The Smiths were an English rock band formed in Manchester in 1982. The band consisted of vocalist Morrissey, guitarist Johnny Marr, bassist Andy Rourke and drummer Mike Joyce. Critics have called them one of the most important bands to emerge from the British independent music scene of the 1980s. NME named the Smiths the “most influential artist ever” in a 2002 poll.
Based on the songwriting partnership of Morrissey and Marr, the group signed to the independent record label Rough Trade Records, on which they released four studio albums, The Smiths (1984), Meat Is Murder (1985), The Queen Is Dead (1986) and Strangeways, Here We Come (1987). Four of their albums (including three studio albums) appeared on Rolling Stone’s list of the 500 Greatest Albums of All Time. They have also released several compilations, and numerous non-album singles. The Smiths had several singles reach the UK top 20 and all four of their studio albums reached the UK top 5, including one which hit #1. They won a significant following and remain cult favourites, although they had limited commercial success outside the UK while they were still together. The band broke up in 1987 due to internal tensions and have turned down several offers to reunite.

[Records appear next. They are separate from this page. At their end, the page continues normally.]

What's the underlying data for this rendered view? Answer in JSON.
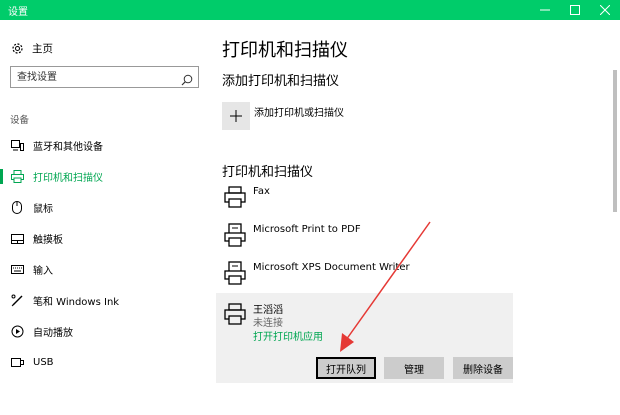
{
  "window": {
    "title": "设置",
    "controls": [
      "minimize",
      "maximize",
      "close"
    ]
  },
  "sidebar": {
    "home_label": "主页",
    "search_placeholder": "查找设置",
    "section_label": "设备",
    "items": [
      {
        "label": "蓝牙和其他设备",
        "icon": "bluetooth-devices-icon",
        "active": false
      },
      {
        "label": "打印机和扫描仪",
        "icon": "printer-icon",
        "active": true
      },
      {
        "label": "鼠标",
        "icon": "mouse-icon",
        "active": false
      },
      {
        "label": "触摸板",
        "icon": "touchpad-icon",
        "active": false
      },
      {
        "label": "输入",
        "icon": "keyboard-icon",
        "active": false
      },
      {
        "label": "笔和 Windows Ink",
        "icon": "pen-icon",
        "active": false
      },
      {
        "label": "自动播放",
        "icon": "autoplay-icon",
        "active": false
      },
      {
        "label": "USB",
        "icon": "usb-icon",
        "active": false
      }
    ]
  },
  "main": {
    "title": "打印机和扫描仪",
    "add_section_title": "添加打印机和扫描仪",
    "add_button_label": "添加打印机或扫描仪",
    "list_section_title": "打印机和扫描仪",
    "printers": [
      {
        "name": "Fax",
        "icon": "fax-printer-icon"
      },
      {
        "name": "Microsoft Print to PDF",
        "icon": "pdf-printer-icon"
      },
      {
        "name": "Microsoft XPS Document Writer",
        "icon": "xps-printer-icon"
      }
    ],
    "selected_printer": {
      "name": "王滔滔",
      "status": "未连接",
      "link": "打开打印机应用",
      "buttons": {
        "open_queue": "打开队列",
        "manage": "管理",
        "remove": "删除设备"
      }
    }
  },
  "colors": {
    "titlebar": "#00cc6a",
    "accent": "#00a651",
    "annotation_arrow": "#e53935",
    "selected_bg": "#f0f0f0",
    "button_bg": "#cccccc"
  }
}
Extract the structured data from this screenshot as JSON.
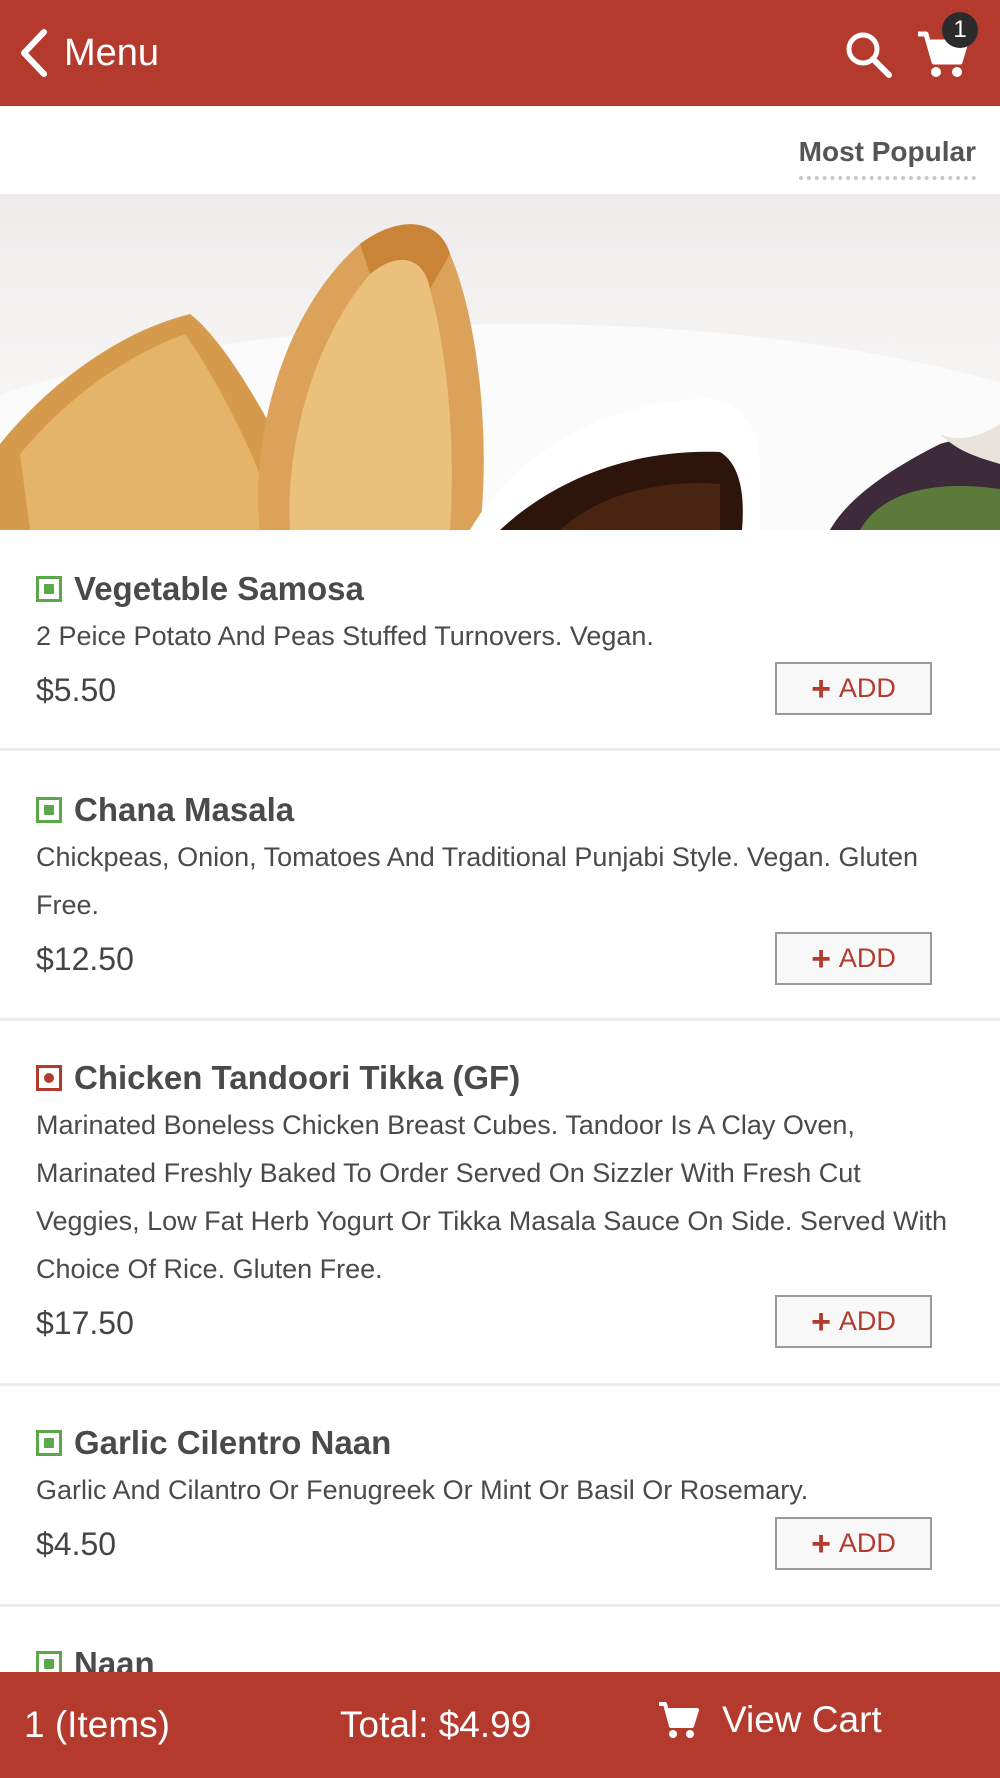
{
  "header": {
    "back_label": "Menu",
    "cart_count": "1",
    "back_icon": "chevron-left-icon",
    "search_icon": "search-icon",
    "cart_icon": "cart-icon"
  },
  "sort": {
    "label": "Most Popular"
  },
  "hero": {
    "image": "samosa-photo"
  },
  "items": [
    {
      "name": "Vegetable Samosa",
      "description": "2 Peice Potato And Peas Stuffed Turnovers. Vegan.",
      "price": "$5.50",
      "type": "veg",
      "add_label": "ADD"
    },
    {
      "name": "Chana Masala",
      "description": "Chickpeas, Onion, Tomatoes And Traditional Punjabi Style. Vegan. Gluten Free.",
      "price": "$12.50",
      "type": "veg",
      "add_label": "ADD"
    },
    {
      "name": "Chicken Tandoori Tikka (GF)",
      "description": "Marinated Boneless Chicken Breast Cubes. Tandoor Is A Clay Oven, Marinated Freshly Baked To Order Served On Sizzler With Fresh Cut Veggies, Low Fat Herb Yogurt Or Tikka Masala Sauce On Side. Served With Choice Of Rice. Gluten Free.",
      "price": "$17.50",
      "type": "non-veg",
      "add_label": "ADD"
    },
    {
      "name": "Garlic Cilentro Naan",
      "description": "Garlic And Cilantro Or Fenugreek Or Mint Or Basil Or Rosemary.",
      "price": "$4.50",
      "type": "veg",
      "add_label": "ADD"
    },
    {
      "name": "Naan",
      "type": "veg"
    }
  ],
  "footer": {
    "items_label": "1 (Items)",
    "total_label": "Total: $4.99",
    "view_cart_label": "View Cart"
  },
  "colors": {
    "brand": "#b43a2d",
    "veg": "#5aa84a",
    "non_veg": "#b43a2d"
  }
}
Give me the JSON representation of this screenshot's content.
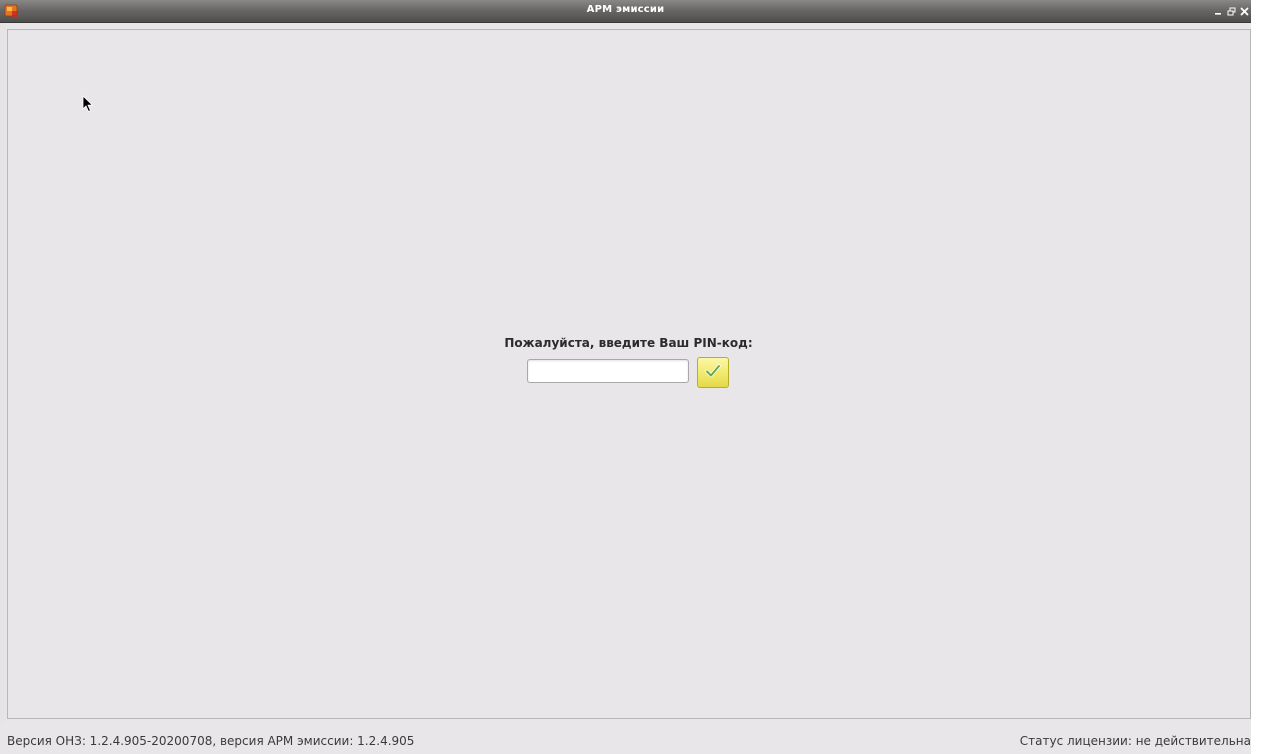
{
  "window": {
    "title": "АРМ эмиссии",
    "controls": {
      "minimize": "minimize-icon",
      "restore": "restore-icon",
      "close": "close-icon"
    },
    "app_icon": "app-icon"
  },
  "login": {
    "prompt": "Пожалуйста, введите Ваш PIN-код:",
    "pin_value": "",
    "submit_icon": "checkmark-icon"
  },
  "statusbar": {
    "version_text": "Версия ОНЗ: 1.2.4.905-20200708, версия АРМ эмиссии: 1.2.4.905",
    "license_text": "Статус лицензии: не действительна"
  },
  "colors": {
    "background": "#e9e6ea",
    "titlebar": "#5f5d5b",
    "submit_button": "#f1e96a",
    "checkmark": "#6aa84f"
  }
}
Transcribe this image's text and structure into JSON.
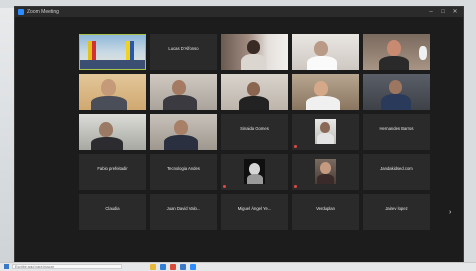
{
  "window": {
    "title": "Zoom Meeting"
  },
  "participants": [
    {
      "id": "p1",
      "name": "",
      "type": "video",
      "active": true
    },
    {
      "id": "p2",
      "name": "Lucas D'Alfonso",
      "type": "name"
    },
    {
      "id": "p3",
      "name": "",
      "type": "video"
    },
    {
      "id": "p4",
      "name": "",
      "type": "video"
    },
    {
      "id": "p5",
      "name": "",
      "type": "video"
    },
    {
      "id": "p6",
      "name": "",
      "type": "video"
    },
    {
      "id": "p7",
      "name": "",
      "type": "video"
    },
    {
      "id": "p8",
      "name": "",
      "type": "video"
    },
    {
      "id": "p9",
      "name": "",
      "type": "video"
    },
    {
      "id": "p10",
      "name": "",
      "type": "video"
    },
    {
      "id": "p11",
      "name": "",
      "type": "video"
    },
    {
      "id": "p12",
      "name": "",
      "type": "video"
    },
    {
      "id": "p13",
      "name": "Sinaida Gomes",
      "type": "name"
    },
    {
      "id": "p14",
      "name": "",
      "type": "picture"
    },
    {
      "id": "p15",
      "name": "Hernandes Barros",
      "type": "name"
    },
    {
      "id": "p16",
      "name": "Fabio prefeitadir",
      "type": "name"
    },
    {
      "id": "p17",
      "name": "Tecnologia Andes",
      "type": "name"
    },
    {
      "id": "p18",
      "name": "",
      "type": "picture"
    },
    {
      "id": "p19",
      "name": "",
      "type": "picture"
    },
    {
      "id": "p20",
      "name": "Jandakidsed.com",
      "type": "name"
    },
    {
      "id": "p21",
      "name": "Claudia",
      "type": "name"
    },
    {
      "id": "p22",
      "name": "Juan David Valo...",
      "type": "name"
    },
    {
      "id": "p23",
      "name": "Miguel Ángel Ye...",
      "type": "name"
    },
    {
      "id": "p24",
      "name": "Verduplan",
      "type": "name"
    },
    {
      "id": "p25",
      "name": "Jairev lopez",
      "type": "name"
    }
  ],
  "taskbar": {
    "search_placeholder": "Escribe aquí para buscar"
  },
  "colors": {
    "window_bg": "#1c1c1c",
    "tile_bg": "#2a2a2a",
    "active_border": "#a8c34a",
    "mic_off": "#e04848"
  },
  "icons": [
    "zoom-app-icon",
    "minimize-icon",
    "maximize-icon",
    "close-icon",
    "muted-mic-icon",
    "share-arrow-icon",
    "windows-start-icon"
  ]
}
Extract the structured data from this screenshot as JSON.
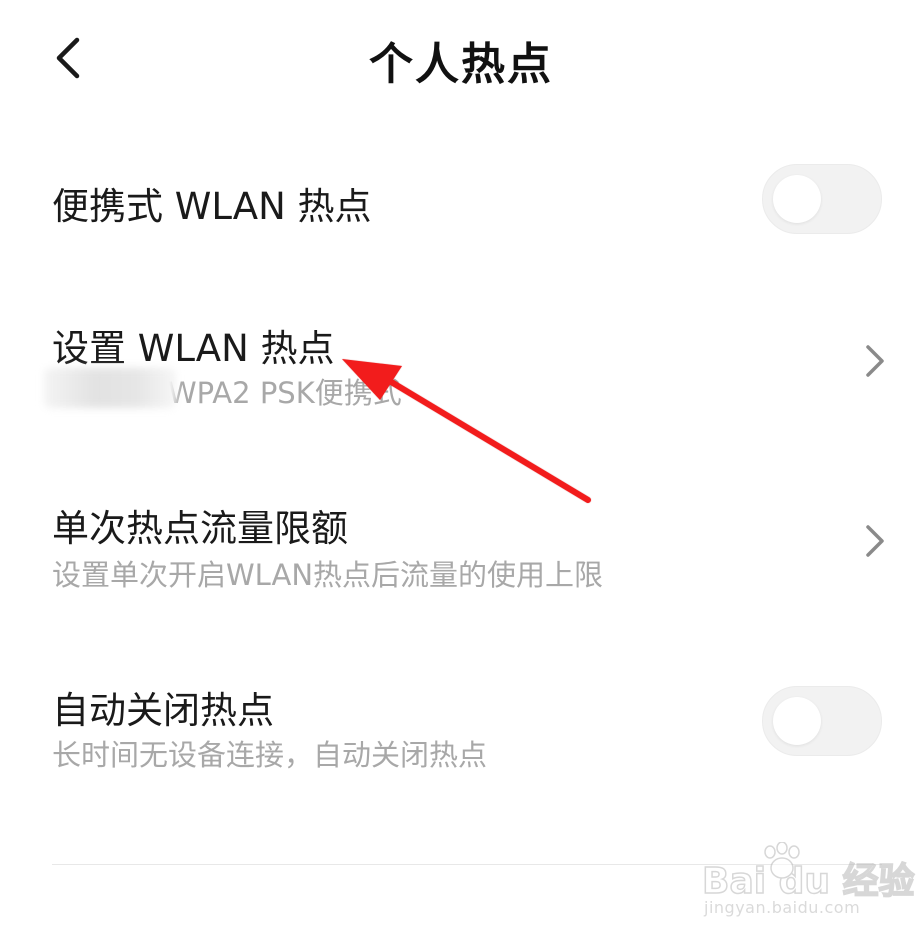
{
  "header": {
    "title": "个人热点",
    "back_icon": "chevron-left-icon"
  },
  "settings": [
    {
      "id": "portable-hotspot",
      "title": "便携式 WLAN 热点",
      "control": "toggle",
      "enabled": false
    },
    {
      "id": "setup-hotspot",
      "title": "设置 WLAN 热点",
      "subtitle": "WPA2 PSK便携式",
      "control": "chevron",
      "subtitle_prefix_obscured": true
    },
    {
      "id": "data-limit",
      "title": "单次热点流量限额",
      "subtitle": "设置单次开启WLAN热点后流量的使用上限",
      "control": "chevron"
    },
    {
      "id": "auto-off",
      "title": "自动关闭热点",
      "subtitle": "长时间无设备连接，自动关闭热点",
      "control": "toggle",
      "enabled": false
    }
  ],
  "annotation": {
    "type": "arrow",
    "color": "#f21d1d",
    "points_to": "setup-hotspot"
  },
  "watermark": {
    "logo": "Bai du 经验",
    "url": "jingyan.baidu.com"
  },
  "colors": {
    "background": "#ffffff",
    "primary_text": "#1a1a1a",
    "secondary_text": "#a8a8a8",
    "toggle_off_track": "#f2f2f2",
    "chevron": "#8a8a8a",
    "divider": "#e8e8e8"
  }
}
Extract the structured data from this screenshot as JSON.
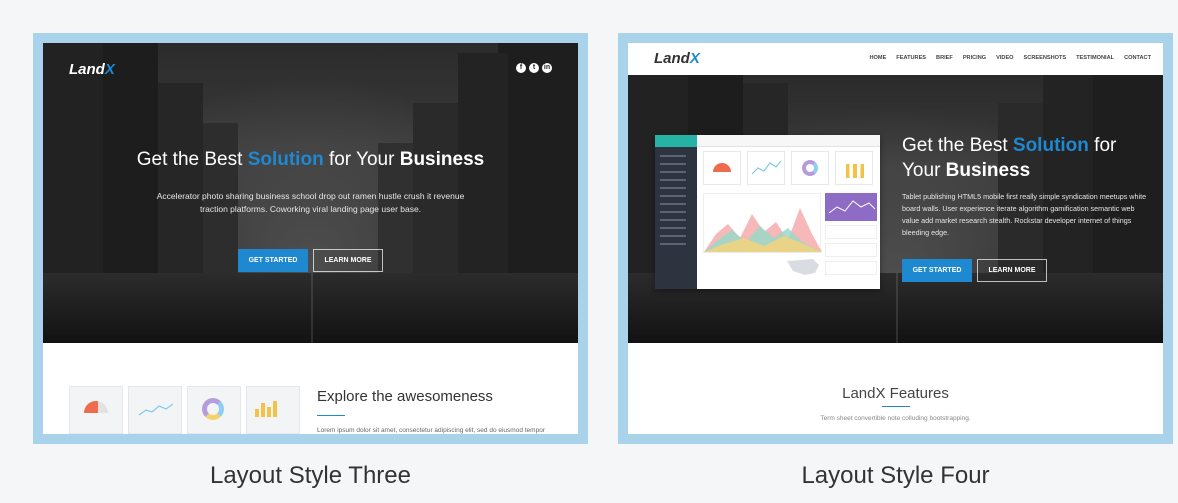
{
  "layouts": [
    {
      "caption": "Layout Style Three",
      "logo": {
        "main": "Land",
        "accent": "X"
      },
      "social_icons": [
        "facebook-icon",
        "twitter-icon",
        "linkedin-icon"
      ],
      "hero": {
        "title_pre": "Get the Best ",
        "title_highlight": "Solution",
        "title_mid": " for Your ",
        "title_bold": "Business",
        "subtitle": "Accelerator photo sharing business school drop out ramen hustle crush it revenue traction platforms. Coworking viral landing page user base.",
        "primary_button": "GET STARTED",
        "secondary_button": "LEARN MORE"
      },
      "section": {
        "title": "Explore the awesomeness",
        "text": "Lorem ipsum dolor sit amet, consectetur adipiscing elit, sed do eiusmod tempor"
      }
    },
    {
      "caption": "Layout Style Four",
      "logo": {
        "main": "Land",
        "accent": "X"
      },
      "nav": [
        "HOME",
        "FEATURES",
        "BRIEF",
        "PRICING",
        "VIDEO",
        "SCREENSHOTS",
        "TESTIMONIAL",
        "CONTACT"
      ],
      "hero": {
        "title_pre": "Get the Best ",
        "title_highlight": "Solution",
        "title_mid": " for Your ",
        "title_bold": "Business",
        "subtitle": "Tablet publishing HTML5 mobile first really simple syndication meetups white board walls. User experience iterate algorithm gamification semantic web value add market research stealth. Rockstar developer internet of things bleeding edge.",
        "primary_button": "GET STARTED",
        "secondary_button": "LEARN MORE"
      },
      "section": {
        "title": "LandX Features",
        "text": "Term sheet convertible note colluding bootstrapping."
      }
    }
  ],
  "colors": {
    "accent": "#1e88d0",
    "frame": "#a9d3ea"
  }
}
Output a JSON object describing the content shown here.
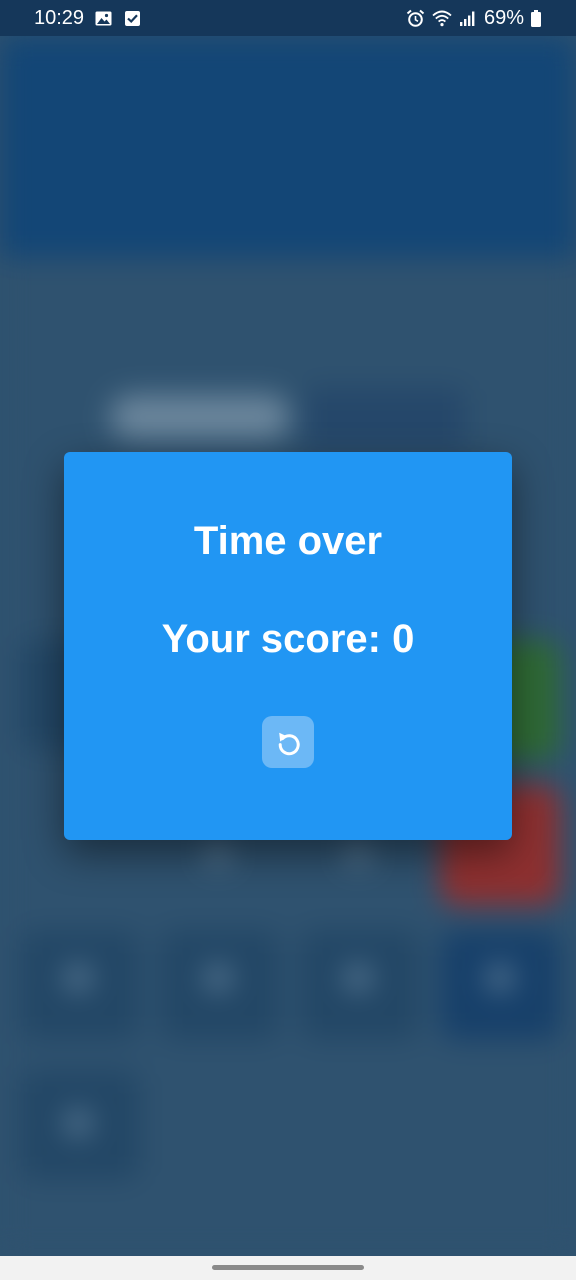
{
  "status_bar": {
    "time": "10:29",
    "battery": "69%",
    "left_icons": [
      "image-icon",
      "checkbox-icon"
    ],
    "right_icons": [
      "alarm-icon",
      "wifi-icon",
      "signal-icon",
      "battery-icon"
    ]
  },
  "dialog": {
    "title": "Time over",
    "score_text": "Your score: 0",
    "replay_icon": "replay-icon"
  },
  "colors": {
    "dialog_background": "#2196f3",
    "replay_button": "#6cb8f6",
    "background_header": "#134676",
    "background_body": "#2f526f"
  }
}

The band’s focus on a guitar, bass, and drum sound, and their fusion of 1960s rock and post-punk, were a repudiation of synthesiser-based contemporary dance-pop – the style popular in the 1980s. Marr’s guitar work, using a Rickenbacker, often had a jangle pop sound reminiscent of Roger McGuinn of the Byrds, and influenced later Manchester bands including the Stone Roses and Oasis. Morrissey’s complex, literate lyrics combined themes about ordinary people with mordant humour. In 2014 and 2015, they were nominated for induction into the Rock and Roll Hall of Fame.